A ‘lively’ meeting can mean many things, but Wednesday’s meeting about Camden’s proposed development fell into the more inflamed sense of the word. It was Camden Council’s CIP plans, including the building of a ’tower block’ and removal of parks and a tenants’ hall that so aggravated locals.
If Camden Council planners were in any doubt about the strength of local feeling before, they surely left with those doubts shredded.
Attempts to consider Micheal Parkes’ carefully thought-through alternatives to the council’s proposal were rather lost, as, in a remarkable show of a solidarity, exceptional in most community meetings, let alone Somers town, residents rejected the council’s (second) version of CIP proposals. At one point, a cry of ‘Why?’ rose up in unison, in response to Camden’s explanation that flats could not be built on top of the new School – the preferred local alternative to building on precious local parks.
In what is fast becoming a battle of consultations, residents from Coopers Lane, arguably most affected by the proposed developments on their doorstep, came prepared with their own survey, the results of which indicated that all 82 residents surveyed were unanimously against the proposed 22-storey block. And they’d done their research: finding proof from the 1970s that the park and Coopers Lane had been treated as one concept, with 2 acres allocated for open space. ‘Purchase Street Park’ is a non-concept; it’s all part of one estate, and thus their open space should remain.
The (absent) architects have attacked a central tenet of community life in Somers town by proposing to destroy a much-loved tenants’ hall. As Micheal explained, Somers town is not a single entity, but is comprised of series of estates, each with their own tenants’ halls. The plans fundamentally misunderstand local pride in Somers Town’s unique heritage; in short, that of housing built to meet need, and provision for the social needs of residents in each of a series of housing association communities. Remove one hall, and you begin the dissolution of the whole. Not only that, but, as Cllr Roger Robinson pointed out, thus begins the slippery slope to gentrification, and housing bought for investment, not for homes. The ghost of Basil Jellicoe hung over the meeting.
The Council tells us how the school must be rebuilt, at a cost of 8 million, that the new development must fund this, that top architects worked hard to minimise its ‘footprint’, and how any benefits are, uniquely for such schemes in the borough, to be ploughed into the local community.
But as to what these benefits were it was difficult to ascertain. There was no clear answer to questions as how much will be raised (too sensitive) and as to what the proportions of social housing or so-called ‘affordable’ housing will be (we don’t know yet). It’s so-called affordable, in any case, because, as Lisa told us, if 2-bed flat next to hers sell for over half a million, a reduction to 80% will not be within the wildest dreams of any local. It rather makes pointless the council’s proud boast that local flats will be prioritised for local people. Someone mentioned that Argents are in the papers for reneging on their promised social housing proportions in King’s Cross. The ghost of the lost local battle for social housing on the Crick site, hung heavy too.

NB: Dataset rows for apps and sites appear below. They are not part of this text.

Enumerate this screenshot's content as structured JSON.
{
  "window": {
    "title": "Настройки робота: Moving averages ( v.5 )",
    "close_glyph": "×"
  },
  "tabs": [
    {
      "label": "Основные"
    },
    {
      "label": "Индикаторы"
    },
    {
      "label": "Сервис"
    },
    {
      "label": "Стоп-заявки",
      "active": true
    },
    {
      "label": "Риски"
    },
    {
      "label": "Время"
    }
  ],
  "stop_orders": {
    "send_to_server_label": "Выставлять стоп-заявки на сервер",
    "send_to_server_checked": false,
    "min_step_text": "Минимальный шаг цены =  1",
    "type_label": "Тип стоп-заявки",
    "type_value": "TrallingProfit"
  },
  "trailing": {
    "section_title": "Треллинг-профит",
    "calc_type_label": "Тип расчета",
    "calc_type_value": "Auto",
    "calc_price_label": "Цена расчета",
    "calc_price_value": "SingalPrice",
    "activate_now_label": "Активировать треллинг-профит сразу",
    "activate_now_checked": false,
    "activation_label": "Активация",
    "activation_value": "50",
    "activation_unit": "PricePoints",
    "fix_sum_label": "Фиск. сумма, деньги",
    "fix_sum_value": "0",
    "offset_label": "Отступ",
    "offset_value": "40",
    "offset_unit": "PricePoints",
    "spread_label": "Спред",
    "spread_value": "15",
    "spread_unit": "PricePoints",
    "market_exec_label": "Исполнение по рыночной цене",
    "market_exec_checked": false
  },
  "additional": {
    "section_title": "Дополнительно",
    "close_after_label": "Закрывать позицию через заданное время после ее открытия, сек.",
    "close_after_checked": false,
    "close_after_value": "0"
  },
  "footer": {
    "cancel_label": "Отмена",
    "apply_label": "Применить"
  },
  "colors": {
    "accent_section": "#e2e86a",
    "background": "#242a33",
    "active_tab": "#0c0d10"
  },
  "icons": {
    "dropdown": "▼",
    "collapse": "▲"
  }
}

Sitting opposite the polite, quietly spoken Coopers Lane ladies, I was struck by the flushed battle in their faces to restrain sheer rage and exasperation at yet more building. Here is a community bearing life, as, but perhaps more than most of Somers Town, on a never-ending ‘building site’, under the hellish glare of floodlights, noise, dust, trucks, diggers and cranes from serial constructions – Eurostar, British Library and the Crick.
As someone asked, what does Somers Town get out of this?